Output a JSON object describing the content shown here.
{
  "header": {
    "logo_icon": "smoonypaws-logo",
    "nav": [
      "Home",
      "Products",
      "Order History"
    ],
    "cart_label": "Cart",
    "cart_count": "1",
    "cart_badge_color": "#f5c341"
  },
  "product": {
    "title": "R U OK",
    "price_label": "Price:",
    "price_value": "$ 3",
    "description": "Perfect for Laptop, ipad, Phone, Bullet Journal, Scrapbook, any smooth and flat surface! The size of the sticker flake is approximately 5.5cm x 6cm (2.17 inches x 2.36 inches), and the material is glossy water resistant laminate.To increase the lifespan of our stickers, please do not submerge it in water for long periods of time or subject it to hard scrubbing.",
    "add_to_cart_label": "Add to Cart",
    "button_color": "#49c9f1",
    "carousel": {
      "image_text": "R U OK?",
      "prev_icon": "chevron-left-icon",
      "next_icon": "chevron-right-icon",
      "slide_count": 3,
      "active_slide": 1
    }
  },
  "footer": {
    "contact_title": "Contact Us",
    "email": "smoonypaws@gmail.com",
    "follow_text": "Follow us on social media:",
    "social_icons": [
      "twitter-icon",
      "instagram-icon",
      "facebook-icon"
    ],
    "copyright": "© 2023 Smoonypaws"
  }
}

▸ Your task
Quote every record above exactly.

▸ Task solution
Output a JSON object describing the content shown here.
{
  "header": {
    "logo_icon": "smoonypaws-logo",
    "nav": [
      "Home",
      "Products",
      "Order History"
    ],
    "cart_label": "Cart",
    "cart_count": "1",
    "cart_badge_color": "#f5c341"
  },
  "product": {
    "title": "R U OK",
    "price_label": "Price:",
    "price_value": "$ 3",
    "description": "Perfect for Laptop, ipad, Phone, Bullet Journal, Scrapbook, any smooth and flat surface! The size of the sticker flake is approximately 5.5cm x 6cm (2.17 inches x 2.36 inches), and the material is glossy water resistant laminate.To increase the lifespan of our stickers, please do not submerge it in water for long periods of time or subject it to hard scrubbing.",
    "add_to_cart_label": "Add to Cart",
    "button_color": "#49c9f1",
    "carousel": {
      "image_text": "R U OK?",
      "prev_icon": "chevron-left-icon",
      "next_icon": "chevron-right-icon",
      "slide_count": 3,
      "active_slide": 1
    }
  },
  "footer": {
    "contact_title": "Contact Us",
    "email": "smoonypaws@gmail.com",
    "follow_text": "Follow us on social media:",
    "social_icons": [
      "twitter-icon",
      "instagram-icon",
      "facebook-icon"
    ],
    "copyright": "© 2023 Smoonypaws"
  }
}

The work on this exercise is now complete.